▸ Try it
Report every line from the following entries that contains the string "class".

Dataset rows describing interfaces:
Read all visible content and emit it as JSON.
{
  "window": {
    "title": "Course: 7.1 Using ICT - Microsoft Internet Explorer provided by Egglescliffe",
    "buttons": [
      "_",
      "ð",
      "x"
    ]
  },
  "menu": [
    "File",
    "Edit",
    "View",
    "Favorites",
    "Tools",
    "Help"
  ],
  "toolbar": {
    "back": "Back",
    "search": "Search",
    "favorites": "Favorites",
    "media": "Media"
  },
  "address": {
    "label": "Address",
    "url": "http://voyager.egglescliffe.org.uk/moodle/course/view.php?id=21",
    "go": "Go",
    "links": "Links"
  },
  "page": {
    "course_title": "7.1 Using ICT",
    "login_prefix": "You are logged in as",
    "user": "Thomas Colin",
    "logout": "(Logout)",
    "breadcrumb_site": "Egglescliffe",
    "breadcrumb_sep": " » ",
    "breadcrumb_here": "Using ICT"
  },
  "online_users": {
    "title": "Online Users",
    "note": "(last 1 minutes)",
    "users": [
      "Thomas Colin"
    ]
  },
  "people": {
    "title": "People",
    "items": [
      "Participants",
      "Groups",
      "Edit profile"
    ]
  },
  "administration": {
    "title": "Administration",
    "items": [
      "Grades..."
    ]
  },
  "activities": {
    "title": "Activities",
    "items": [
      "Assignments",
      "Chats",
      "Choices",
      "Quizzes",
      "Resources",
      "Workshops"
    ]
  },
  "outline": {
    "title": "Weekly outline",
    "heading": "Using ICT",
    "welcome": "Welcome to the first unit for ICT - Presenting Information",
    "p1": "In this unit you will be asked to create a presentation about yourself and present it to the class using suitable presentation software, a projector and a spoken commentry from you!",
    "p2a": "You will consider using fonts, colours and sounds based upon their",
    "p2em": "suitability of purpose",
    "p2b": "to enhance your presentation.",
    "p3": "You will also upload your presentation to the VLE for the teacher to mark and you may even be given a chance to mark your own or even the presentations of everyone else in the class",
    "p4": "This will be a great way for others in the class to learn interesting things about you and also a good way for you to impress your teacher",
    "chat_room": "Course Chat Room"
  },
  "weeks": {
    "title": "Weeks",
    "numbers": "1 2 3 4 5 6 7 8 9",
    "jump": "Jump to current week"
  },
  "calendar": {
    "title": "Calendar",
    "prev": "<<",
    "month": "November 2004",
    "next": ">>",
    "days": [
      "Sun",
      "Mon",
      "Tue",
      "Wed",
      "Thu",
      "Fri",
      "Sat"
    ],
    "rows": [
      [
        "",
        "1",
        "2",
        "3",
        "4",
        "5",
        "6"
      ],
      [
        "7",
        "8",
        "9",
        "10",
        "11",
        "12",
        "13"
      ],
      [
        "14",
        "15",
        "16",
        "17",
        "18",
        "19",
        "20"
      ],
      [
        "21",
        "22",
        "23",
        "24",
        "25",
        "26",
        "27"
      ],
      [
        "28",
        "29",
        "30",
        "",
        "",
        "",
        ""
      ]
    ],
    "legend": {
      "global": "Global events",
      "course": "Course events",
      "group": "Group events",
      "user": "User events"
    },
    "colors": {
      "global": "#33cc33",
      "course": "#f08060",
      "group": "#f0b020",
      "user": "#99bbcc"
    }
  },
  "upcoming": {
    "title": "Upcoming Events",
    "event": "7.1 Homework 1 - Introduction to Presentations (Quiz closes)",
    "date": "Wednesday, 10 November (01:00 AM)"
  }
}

▸ Exercise result
    "p1": "In this unit you will be asked to create a presentation about yourself and present it to the class using suitable presentation software, a projector and a spoken commentry from you!",
    "p3": "You will also upload your presentation to the VLE for the teacher to mark and you may even be given a chance to mark your own or even the presentations of everyone else in the class",
    "p4": "This will be a great way for others in the class to learn interesting things about you and also a good way for you to impress your teacher",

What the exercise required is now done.